Last week we explored the tipples you could enjoy on Christmas day, and here’s hoping that when you open all your glorious gifts you will have received a full bar's worth of spirits, wine and various other drinks perfect to get you through those ‘limbo’ days between Christmas and New Year.
Pre Oliver Cromwell Christmas was a 12 day affair and as described by Phillip Stubbs in his bookThe Anatomie of Abusesthere was:
'More mischief is that time committed than in all the year besides ... What dicing and carding, what eating and drinking, what banqueting and feasting is then used …’
So with this now being reduced to only five days due to the original Scrooge (Oliver Cromwell) it is the perfect time to crack open any gifts or continue to sip on your Christmas stash (if you have any left over). Immerse yourself in the modern day orgie of Netflix and board games with your bubble while creating some cocktails that’ll be sure to impress...
This cocktail, better known as mulled wine was made famous by a true leader of Christmas and keen imbiber, Charles Dickens. The original recipe calls for the traditional wine and port but I have added a twist (not Oliver, although you shall be asking for more!) with cider and damson gin.
Heat all of the ingredients in a pan over a low heat and simmer for 5 to 10 minutes. Serve in a mug of your choice.
The history of the drink is as clear as the drink itself. In Britain it was seen as the drink of the aristocracy as dairy products at the time were very expensive. The drink saw its true rise in popularity when it moved to the otherside of the Atlantic where eggs and cream were plentiful and often combined with rum.
Put the sugar in a saucepan with 75ml water. Simmer until the sugar has dissolved, then cool and chill. Beat the yolks with the vanilla until smooth. Add the condensed milk, rum and cooled sugar syrup, mixing well. Pour into a jug and chill for at least 2 hrs. Serve within 24 hrs, over ice.
Fear not as this doesn’t use the original savory recipe of ground beef, but sticks to the sweet version, it is a great way to use up any leftovers you may have in the jar.For the mincemeat syrup
To make a mincemeat syrup, put 100ml water, the golden caster sugar and mincemeat in a pan and bring to the boil. Cool and strain through muslin into a sieve.
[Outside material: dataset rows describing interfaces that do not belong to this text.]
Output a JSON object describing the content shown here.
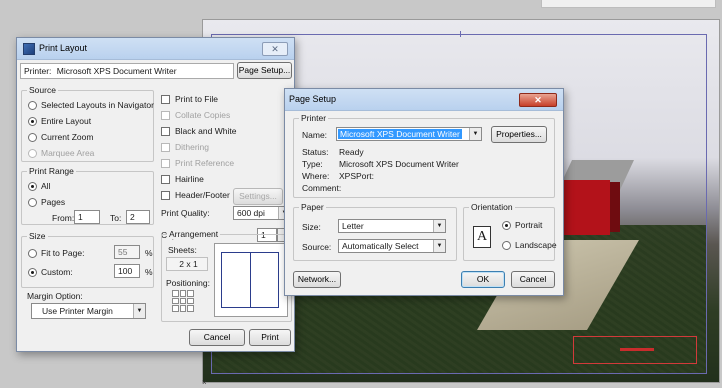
{
  "print_layout": {
    "title": "Print Layout",
    "close_glyph": "✕",
    "printer_label": "Printer:",
    "printer_value": "Microsoft XPS Document Writer",
    "page_setup_button": "Page Setup...",
    "source": {
      "legend": "Source",
      "options": [
        "Selected Layouts in Navigator",
        "Entire Layout",
        "Current Zoom",
        "Marquee Area"
      ],
      "selected": "Entire Layout"
    },
    "print_options": {
      "print_to_file": "Print to File",
      "collate_copies": "Collate Copies",
      "black_and_white": "Black and White",
      "dithering": "Dithering",
      "print_reference": "Print Reference",
      "hairline": "Hairline",
      "header_footer": "Header/Footer",
      "settings_button": "Settings...",
      "print_quality_label": "Print Quality:",
      "print_quality_value": "600 dpi"
    },
    "print_range": {
      "legend": "Print Range",
      "all": "All",
      "pages": "Pages",
      "from_label": "From:",
      "from_value": "1",
      "to_label": "To:",
      "to_value": "2"
    },
    "copies_label": "Copies:",
    "copies_value": "1",
    "size": {
      "legend": "Size",
      "fit_to_page": "Fit to Page:",
      "fit_value": "55",
      "custom": "Custom:",
      "custom_value": "100",
      "percent": "%",
      "selected": "Custom:"
    },
    "arrangement": {
      "legend": "Arrangement",
      "sheets_label": "Sheets:",
      "sheets_value": "2 x 1",
      "positioning_label": "Positioning:"
    },
    "margin_option_label": "Margin Option:",
    "margin_option_value": "Use Printer Margin",
    "cancel_button": "Cancel",
    "print_button": "Print"
  },
  "page_setup": {
    "title": "Page Setup",
    "close_glyph": "✕",
    "printer": {
      "legend": "Printer",
      "name_label": "Name:",
      "name_value": "Microsoft XPS Document Writer",
      "properties_button": "Properties...",
      "status_label": "Status:",
      "status_value": "Ready",
      "type_label": "Type:",
      "type_value": "Microsoft XPS Document Writer",
      "where_label": "Where:",
      "where_value": "XPSPort:",
      "comment_label": "Comment:",
      "comment_value": ""
    },
    "paper": {
      "legend": "Paper",
      "size_label": "Size:",
      "size_value": "Letter",
      "source_label": "Source:",
      "source_value": "Automatically Select"
    },
    "orientation": {
      "legend": "Orientation",
      "portrait": "Portrait",
      "landscape": "Landscape",
      "selected": "Portrait",
      "icon_letter": "A"
    },
    "network_button": "Network...",
    "ok_button": "OK",
    "cancel_button": "Cancel"
  },
  "viewport": {
    "corner_marker": "×"
  }
}
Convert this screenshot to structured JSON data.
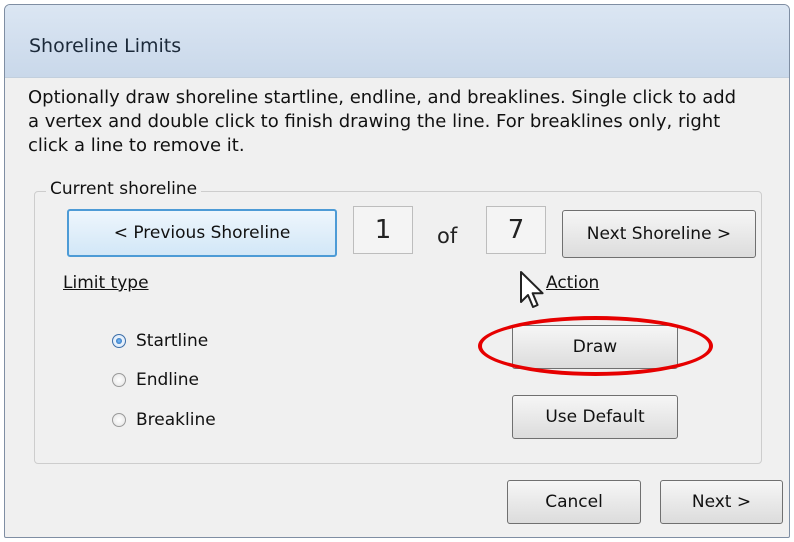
{
  "window": {
    "title": "Shoreline Limits"
  },
  "description": "Optionally draw shoreline startline, endline, and breaklines. Single click to add a vertex and double click to finish drawing the line. For breaklines only, right click a line to remove it.",
  "current_shoreline": {
    "group_label": "Current shoreline",
    "previous_label": "< Previous Shoreline",
    "current_index": "1",
    "of_label": "of",
    "total": "7",
    "next_label": "Next Shoreline >"
  },
  "limit_type": {
    "label": "Limit type",
    "options": [
      {
        "label": "Startline",
        "selected": true
      },
      {
        "label": "Endline",
        "selected": false
      },
      {
        "label": "Breakline",
        "selected": false
      }
    ]
  },
  "action": {
    "label": "Action",
    "draw_label": "Draw",
    "use_default_label": "Use Default"
  },
  "footer": {
    "cancel_label": "Cancel",
    "next_label": "Next >"
  },
  "colors": {
    "highlight": "#e60000",
    "focus_border": "#4d9bd6"
  },
  "icons": {
    "cursor": "arrow-cursor-icon"
  }
}
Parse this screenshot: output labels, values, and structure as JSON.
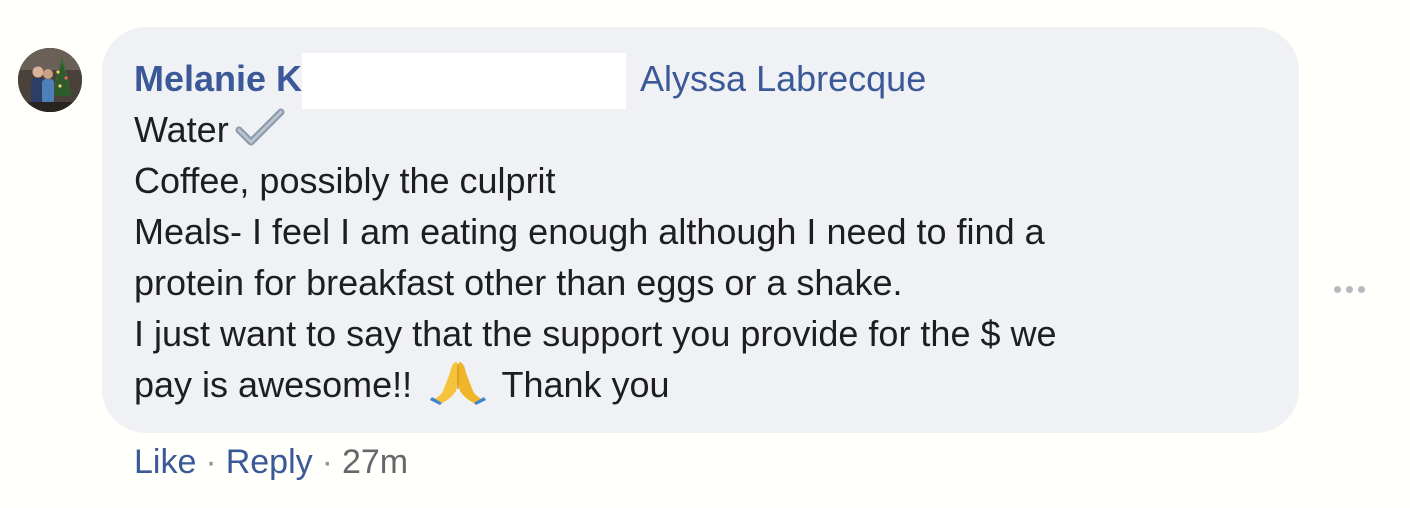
{
  "comment": {
    "author": "Melanie K",
    "tagged_user": "Alyssa Labrecque",
    "lines": [
      "Water",
      "Coffee, possibly the culprit",
      "Meals- I feel I am eating enough although I need to find a",
      "protein for breakfast other than eggs or a shake.",
      "I just want to say that the support you provide for the $ we",
      "pay is awesome!!"
    ],
    "line_end": "Thank you",
    "emojis": [
      "check-mark-icon",
      "folded-hands-icon"
    ]
  },
  "actions": {
    "like": "Like",
    "separator": "·",
    "reply": "Reply",
    "timestamp": "27m"
  },
  "colors": {
    "link": "#3b5998",
    "bubble": "#f0f1f4",
    "text": "#1c1e21",
    "meta": "#65676b"
  }
}
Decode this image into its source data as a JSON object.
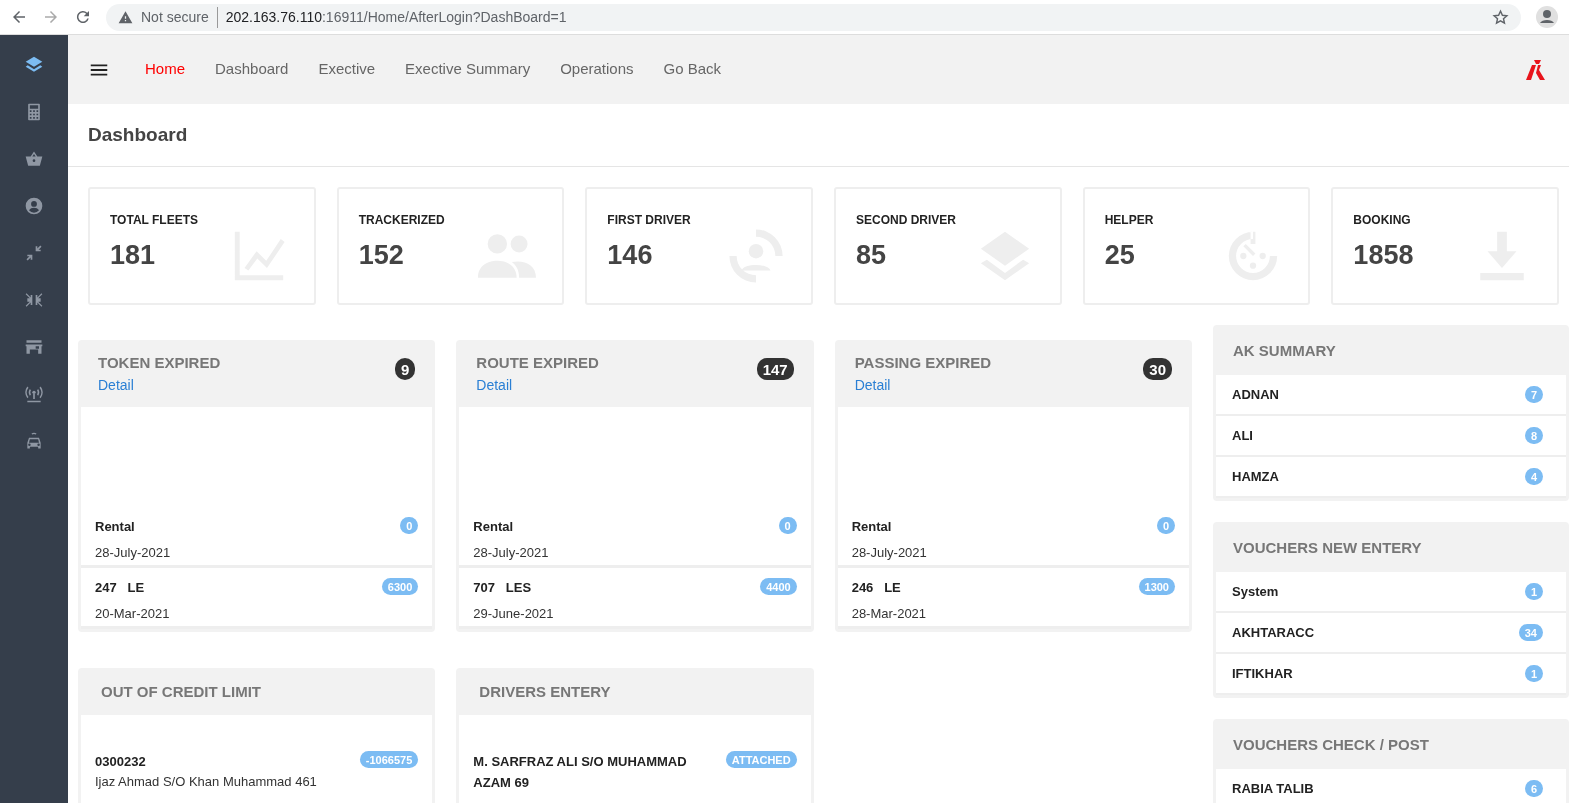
{
  "browser": {
    "security": "Not secure",
    "url_host": "202.163.76.110",
    "url_rest": ":16911/Home/AfterLogin?DashBoard=1"
  },
  "sidebar": [
    {
      "selected": true
    },
    {
      "selected": false
    },
    {
      "selected": false
    },
    {
      "selected": false
    },
    {
      "selected": false
    },
    {
      "selected": false
    },
    {
      "selected": false
    },
    {
      "selected": false
    },
    {
      "selected": false
    }
  ],
  "nav": [
    {
      "label": "Home",
      "selected": true
    },
    {
      "label": "Dashboard",
      "selected": false
    },
    {
      "label": "Exective",
      "selected": false
    },
    {
      "label": "Exective Summary",
      "selected": false
    },
    {
      "label": "Operations",
      "selected": false
    },
    {
      "label": "Go Back",
      "selected": false
    }
  ],
  "page_title": "Dashboard",
  "stats": [
    {
      "label": "TOTAL FLEETS",
      "value": "181"
    },
    {
      "label": "TRACKERIZED",
      "value": "152"
    },
    {
      "label": "FIRST DRIVER",
      "value": "146"
    },
    {
      "label": "SECOND DRIVER",
      "value": "85"
    },
    {
      "label": "HELPER",
      "value": "25"
    },
    {
      "label": "BOOKING",
      "value": "1858"
    }
  ],
  "expired_panels": [
    {
      "title": "TOKEN EXPIRED",
      "link": "Detail",
      "count": "9",
      "rows": [
        {
          "name": "Rental",
          "date": "28-July-2021",
          "badge": "0"
        },
        {
          "name": "247   LE",
          "date": "20-Mar-2021",
          "badge": "6300"
        }
      ]
    },
    {
      "title": "ROUTE EXPIRED",
      "link": "Detail",
      "count": "147",
      "rows": [
        {
          "name": "Rental",
          "date": "28-July-2021",
          "badge": "0"
        },
        {
          "name": "707   LES",
          "date": "29-June-2021",
          "badge": "4400"
        }
      ]
    },
    {
      "title": "PASSING EXPIRED",
      "link": "Detail",
      "count": "30",
      "rows": [
        {
          "name": "Rental",
          "date": "28-July-2021",
          "badge": "0"
        },
        {
          "name": "246   LE",
          "date": "28-Mar-2021",
          "badge": "1300"
        }
      ]
    }
  ],
  "bottom_panels": [
    {
      "title": "OUT OF CREDIT LIMIT",
      "rows": [
        {
          "name": "0300232",
          "detail": "Ijaz Ahmad S/O Khan Muhammad 461",
          "badge": "-1066575"
        }
      ]
    },
    {
      "title": "DRIVERS ENTERY",
      "rows": [
        {
          "name": "M. SARFRAZ ALI S/O MUHAMMAD AZAM 69",
          "badge": "ATTACHED"
        }
      ]
    }
  ],
  "side_panels": [
    {
      "title": "AK SUMMARY",
      "rows": [
        {
          "name": "ADNAN",
          "count": "7"
        },
        {
          "name": "ALI",
          "count": "8"
        },
        {
          "name": "HAMZA",
          "count": "4"
        }
      ]
    },
    {
      "title": "VOUCHERS NEW ENTERY",
      "rows": [
        {
          "name": "System",
          "count": "1"
        },
        {
          "name": "AKHTARACC",
          "count": "34"
        },
        {
          "name": "IFTIKHAR",
          "count": "1"
        }
      ]
    },
    {
      "title": "VOUCHERS CHECK / POST",
      "rows": [
        {
          "name": "RABIA TALIB",
          "count": "6"
        }
      ]
    }
  ]
}
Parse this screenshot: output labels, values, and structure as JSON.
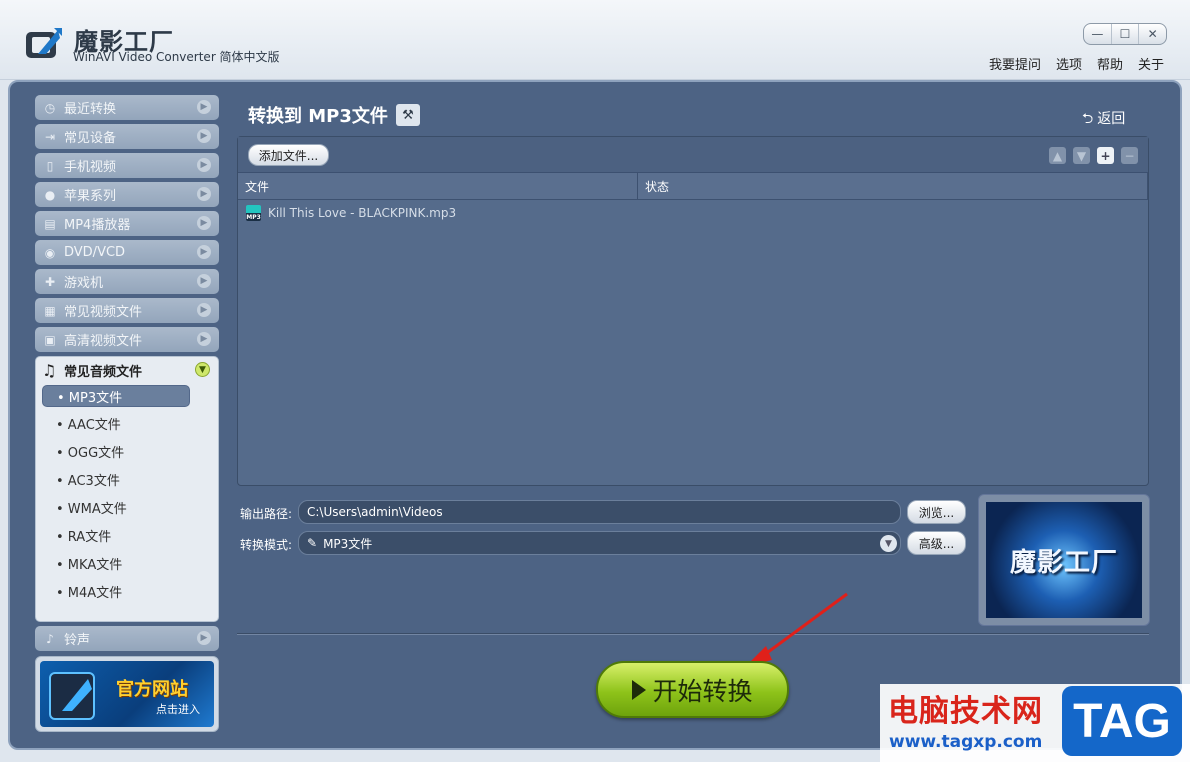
{
  "app": {
    "title": "魔影工厂",
    "subtitle": "WinAVI Video Converter 简体中文版"
  },
  "window_controls": [
    "minimize-icon",
    "maximize-icon",
    "close-icon"
  ],
  "top_menu": [
    "我要提问",
    "选项",
    "帮助",
    "关于"
  ],
  "sidebar": {
    "categories": [
      {
        "label": "最近转换",
        "icon": "clock-icon"
      },
      {
        "label": "常见设备",
        "icon": "device-icon"
      },
      {
        "label": "手机视频",
        "icon": "phone-icon"
      },
      {
        "label": "苹果系列",
        "icon": "apple-icon"
      },
      {
        "label": "MP4播放器",
        "icon": "mp4-player-icon"
      },
      {
        "label": "DVD/VCD",
        "icon": "disc-icon"
      },
      {
        "label": "游戏机",
        "icon": "gamepad-icon"
      },
      {
        "label": "常见视频文件",
        "icon": "film-icon"
      },
      {
        "label": "高清视频文件",
        "icon": "hd-icon"
      }
    ],
    "open_category": {
      "label": "常见音频文件",
      "icon": "music-note-icon",
      "items": [
        "• MP3文件",
        "• AAC文件",
        "• OGG文件",
        "• AC3文件",
        "• WMA文件",
        "• RA文件",
        "• MKA文件",
        "• M4A文件"
      ],
      "selected_index": 0
    },
    "ringtone": {
      "label": "铃声",
      "icon": "bell-icon"
    },
    "site_banner": {
      "title": "官方网站",
      "subtitle": "点击进入"
    }
  },
  "content": {
    "title": "转换到 MP3文件",
    "back_label": "返回",
    "add_file_label": "添加文件...",
    "columns": [
      "文件",
      "状态"
    ],
    "files": [
      {
        "name": "Kill This Love - BLACKPINK.mp3",
        "status": ""
      }
    ],
    "output_path_label": "输出路径:",
    "output_path_value": "C:\\Users\\admin\\Videos",
    "browse_label": "浏览...",
    "mode_label": "转换模式:",
    "mode_value": "MP3文件",
    "advanced_label": "高级...",
    "preview_text": "魔影工厂",
    "start_label": "开始转换"
  },
  "watermark": {
    "site_cn": "电脑技术网",
    "url": "www.tagxp.com",
    "tag": "TAG"
  },
  "colors": {
    "frame_bg": "#4d6384",
    "start_button": "#8ec31a",
    "accent_red": "#d9251b",
    "tag_blue": "#1467c9"
  }
}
Muddle the mincemeat in a cocktail shaker, then add the gin, sweet red vermouth, lemon juice, mincemeat syrup and ice. Shake well and strain into your prepared glass.